A state-of-the-art ‘Mars yard’ is now ready to put the ExoMars rover through its paces before the vehicle is launched to the Red Planet in 2018.

NASA's Hubble Space Telescope spots Mars-bound comet sprout multiple jets

How do you grow a supermassive black hole that is a million to a billion times the mass of our sun? Astronomers do not know the answer, but a new study using data from NASA's Wide-field Infrared Survey Explorer, or WISE, has turned up what might be the cosmic seeds from which a black hole will sprout. The results are helping scientists piece together the evolution of supermassive black holes -- powerful objects that dominate the hearts of all galaxies.

Sony's digital paper E Ink slate priced at $1100



Sony introduced its high-end, 13-inch slate for reading and writing documents back in 2013.

Rosetta sets sights on destination comet

The Rosetta spacecraft has caught a first glimpse of its destination comet since waking up from deep-space hibernation on Jan. 20.

Computing with slime

A future computer might be a lot slimier than the solid silicon devices we have today. In a study published in the journal Materials Today, European researchers reveal details of logic units built using living slime molds, which might act as the building blocks for computing devices and sensors.

The dynamics behind Arctic ecosystems
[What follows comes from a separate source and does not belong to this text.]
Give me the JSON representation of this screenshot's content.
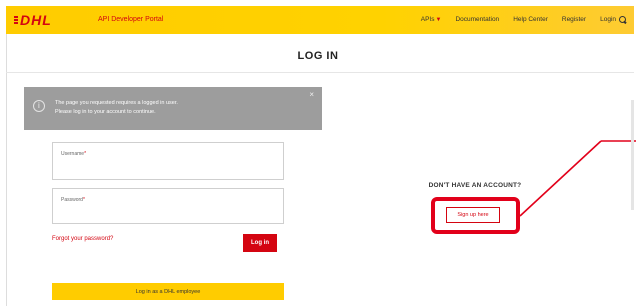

The climate – combined with the body size of the herbivores – is crucial for how the tundra’s ecosystem works. This is shown in new research, which is also the first step towards a general understanding of ecosystems on land.

A more potent greenhouse gas than CO2, methane emissions will leap as Earth warms

While carbon dioxide is typically painted as the bad boy of greenhouse gases, methane is roughly 30 times more potent as a heat-trapping gas.

Paramount Showcases Transformers and Reveals the Teenage Mutant Ninja Turtles

This is going to be one hell of a summer for geeks, especially considering we’ve got Transformers: Age of Extinction, and Godzilla coming up. In fact, Mark Wahlberg is so excited to be part of Transformers, he’s already proclaimed it will be “the biggest movie of 2014.” 

Mike Judge Is Back With Silicon Valley

Mike Judge, the creator of Beavis and Butthead, Office Space, and King of the Hill, is back with a goof on Silicon Valley, which is called, you guessed it, Silicon Valley. You may have seen the ads for it already, and it has the cast wearing black turtle necks, doing their best Steve Jobs poses.  

Hellboy Gets His Day

No Hellboy doesn’t need any time off for a vacation, but he was given a day that celebrated the beloved graphic novel character’s twentieth anniversary, and Mike Mignola, who created Hellboy, couldn’t have been more thrilled. 

Captain America: The Winter Solider is Apparently a Winner

These days, fans expect a sequel to a film to be at least as good as the first installment, forget about better than the original. And it looks like the latest Captain America film is at least as good, if not better, than the first. 

The Gaming and Racism Debate

The debate about the destructive qualities of games should continue for a long time. Many times when a national tragedy occurs, video games and violent movies are often blamed, and now a study claims that gaming can encourage racism.

Rumors of a Pacific Rim Sequel Won't Die Down

There have been rumors and speculation about a sequel to Pacific Rim for quite some time, but the question has always been did the movie make enough money that a sequel would be a good investment? While reviews were mixed, the fans definitely liked the film, and maybe the cult of Pacific Rim would grow big enough that by the time a sequel would be ready, a whole new audience would possibly be waiting for it as well.